To allow myself to focus on the exam without interruption I decided to write TMA06 before the residential school and use the momentum from that week to power the writing of TMA05. Even though it took a bit more work after TMA05 to complete TMA06, doing them in this order worked well for me. I don’t intend to submit either until the deadline to give me a chance to incorporate any feedback I get from a few people offered to read my final drafts. I’m hoping this breathing space before submission will help address some of the issues I had in TMA04. I also tried to address the essay issues I identified in my revised approach to processing feedback from my tutor.
In a refinement of an approach I started with DD307, I started TMA06 by turning the student notes into a very rough document outline wherever possible turning points to be considered into questions. I used this to focus my reading. Whilst reading chapter 11, I noticed something interesting when I came to add some notes to one of the questions I’d written. I’d re-worded the student note
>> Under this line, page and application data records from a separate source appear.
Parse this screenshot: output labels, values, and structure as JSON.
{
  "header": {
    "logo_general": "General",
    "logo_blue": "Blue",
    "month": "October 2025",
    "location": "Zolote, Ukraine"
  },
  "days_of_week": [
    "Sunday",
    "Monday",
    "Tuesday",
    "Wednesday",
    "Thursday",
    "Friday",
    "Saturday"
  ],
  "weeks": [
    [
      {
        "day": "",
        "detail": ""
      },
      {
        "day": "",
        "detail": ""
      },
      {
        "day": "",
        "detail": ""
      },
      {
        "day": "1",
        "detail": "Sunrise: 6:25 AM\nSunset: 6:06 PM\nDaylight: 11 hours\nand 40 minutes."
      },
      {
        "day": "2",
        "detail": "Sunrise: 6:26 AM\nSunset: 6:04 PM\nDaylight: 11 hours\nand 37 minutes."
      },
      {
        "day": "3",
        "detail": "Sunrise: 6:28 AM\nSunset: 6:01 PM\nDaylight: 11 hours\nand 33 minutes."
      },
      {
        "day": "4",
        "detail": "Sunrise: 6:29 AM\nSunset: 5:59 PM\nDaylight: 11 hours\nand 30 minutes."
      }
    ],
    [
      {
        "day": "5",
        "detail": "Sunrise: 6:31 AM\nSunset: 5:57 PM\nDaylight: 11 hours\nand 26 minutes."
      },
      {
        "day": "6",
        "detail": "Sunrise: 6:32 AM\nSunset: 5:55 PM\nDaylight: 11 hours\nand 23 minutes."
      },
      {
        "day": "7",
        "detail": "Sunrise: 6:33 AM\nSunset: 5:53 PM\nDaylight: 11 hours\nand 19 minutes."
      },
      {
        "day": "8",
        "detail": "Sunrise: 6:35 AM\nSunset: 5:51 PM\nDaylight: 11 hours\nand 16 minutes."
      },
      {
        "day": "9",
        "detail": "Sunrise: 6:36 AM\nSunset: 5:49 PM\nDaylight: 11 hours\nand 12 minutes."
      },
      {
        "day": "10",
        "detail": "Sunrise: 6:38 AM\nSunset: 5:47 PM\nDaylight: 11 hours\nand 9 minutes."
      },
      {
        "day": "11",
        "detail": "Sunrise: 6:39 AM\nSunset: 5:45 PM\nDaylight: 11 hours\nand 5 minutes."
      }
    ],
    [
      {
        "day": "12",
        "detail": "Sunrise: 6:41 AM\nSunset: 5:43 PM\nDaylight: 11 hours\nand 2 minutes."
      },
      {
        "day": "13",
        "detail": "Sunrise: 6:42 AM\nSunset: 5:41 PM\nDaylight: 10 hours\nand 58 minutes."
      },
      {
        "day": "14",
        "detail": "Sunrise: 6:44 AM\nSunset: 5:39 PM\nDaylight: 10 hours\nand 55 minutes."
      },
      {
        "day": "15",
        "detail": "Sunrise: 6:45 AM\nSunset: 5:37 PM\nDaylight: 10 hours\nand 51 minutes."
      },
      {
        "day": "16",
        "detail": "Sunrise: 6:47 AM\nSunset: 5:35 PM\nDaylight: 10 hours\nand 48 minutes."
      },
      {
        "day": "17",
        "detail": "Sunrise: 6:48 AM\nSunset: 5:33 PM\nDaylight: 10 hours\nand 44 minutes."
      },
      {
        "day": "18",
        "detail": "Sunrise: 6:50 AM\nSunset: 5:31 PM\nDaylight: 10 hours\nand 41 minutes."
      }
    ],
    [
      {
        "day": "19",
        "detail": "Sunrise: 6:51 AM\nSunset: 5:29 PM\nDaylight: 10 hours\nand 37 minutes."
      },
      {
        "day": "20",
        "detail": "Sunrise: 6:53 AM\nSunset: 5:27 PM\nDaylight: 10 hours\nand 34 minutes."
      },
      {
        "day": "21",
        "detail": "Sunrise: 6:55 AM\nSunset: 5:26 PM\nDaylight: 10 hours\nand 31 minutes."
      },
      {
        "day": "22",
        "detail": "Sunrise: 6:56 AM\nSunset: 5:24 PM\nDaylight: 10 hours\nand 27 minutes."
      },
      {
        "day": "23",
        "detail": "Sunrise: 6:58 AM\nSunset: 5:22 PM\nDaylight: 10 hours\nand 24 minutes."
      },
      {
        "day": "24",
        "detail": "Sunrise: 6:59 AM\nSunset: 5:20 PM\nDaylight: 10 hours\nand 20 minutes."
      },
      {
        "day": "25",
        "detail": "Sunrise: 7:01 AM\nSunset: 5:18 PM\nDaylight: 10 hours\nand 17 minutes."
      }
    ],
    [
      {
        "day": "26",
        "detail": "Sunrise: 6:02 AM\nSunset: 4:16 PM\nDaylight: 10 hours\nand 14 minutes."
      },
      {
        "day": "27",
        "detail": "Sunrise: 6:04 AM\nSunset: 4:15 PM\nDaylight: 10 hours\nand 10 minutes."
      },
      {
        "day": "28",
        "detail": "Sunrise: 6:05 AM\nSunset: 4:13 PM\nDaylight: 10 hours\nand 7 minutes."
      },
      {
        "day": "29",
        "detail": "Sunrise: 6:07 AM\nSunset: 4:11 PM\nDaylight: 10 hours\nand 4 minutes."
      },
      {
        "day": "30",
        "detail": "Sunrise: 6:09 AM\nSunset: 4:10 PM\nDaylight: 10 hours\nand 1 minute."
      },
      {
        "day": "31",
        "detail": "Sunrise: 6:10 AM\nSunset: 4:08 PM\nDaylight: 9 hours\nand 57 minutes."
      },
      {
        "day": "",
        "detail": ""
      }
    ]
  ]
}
Consider also whether experts have a qualitatively different problem solving strategy to novices.
Are expert problem solving strategies qualitatively different to those of novices?
An answer to this question came to mind when reading sections 4.1.2 and 4.1.3. Initially, I was just going to add a couple of bullet points with citations as placeholders of evidence for a qualitative difference, but when I started writing I realised I had the ingredients to produce a some fully formed words for the TMA. As I seemed to have answered the question I changed it to a proposition
Expert problem solving strategies are qualitatively different to those of novices.
I realised that was a bold claim but saw that a stock phrase at the start of the sentence could tone it down
There is evidence to suggest that expert problem solving strategies are qualitatively different to those of novices.
That claim then invited some words presenting the supporting evidence I’d found
Experts tend to work forwards (Larkin et al., 1980) and categorise potential solutions differently (Chi et al., 1982).
What was most interesting about this was the natural process of moving from a question, via the course material, to a reasonably well articulated answer with supporting evidence. I’m hoping I’ll be able to repeat this for the remaining questions and that this will allow tasks such as writing linking phrases and moving words around to create a coherent structure to be tackled independently of producing the main points in the essay.
I am writing this TMA alongside my first careful reading of Good Essay Writing: A Social Sciences Guide. I should have read this years ago! As this is a final opportunity to demonstrate critical thinking, Chapter 6 seems particularly relevant, as does the OU guide to critical thinking.
After some frustration at not seeing an essay plan emerge from my reading I decided to base my structure very closely on the student guidance notes. (How I managed to waste so much time before taking this approach given previous epiphanies I don’t know!) This seems like a breakthrough which is allowing me to (re)read the material (much easier and quicker second or third time around) whilst keeping the question in mind. What was a homogeneous lump of knowledge in my head now seems much more like a resource that I can draw on to fill in the sections of my plan. As I do this I’m starting see much more clearly which evidence supports which points in my argument and ways in which those points connect to each other.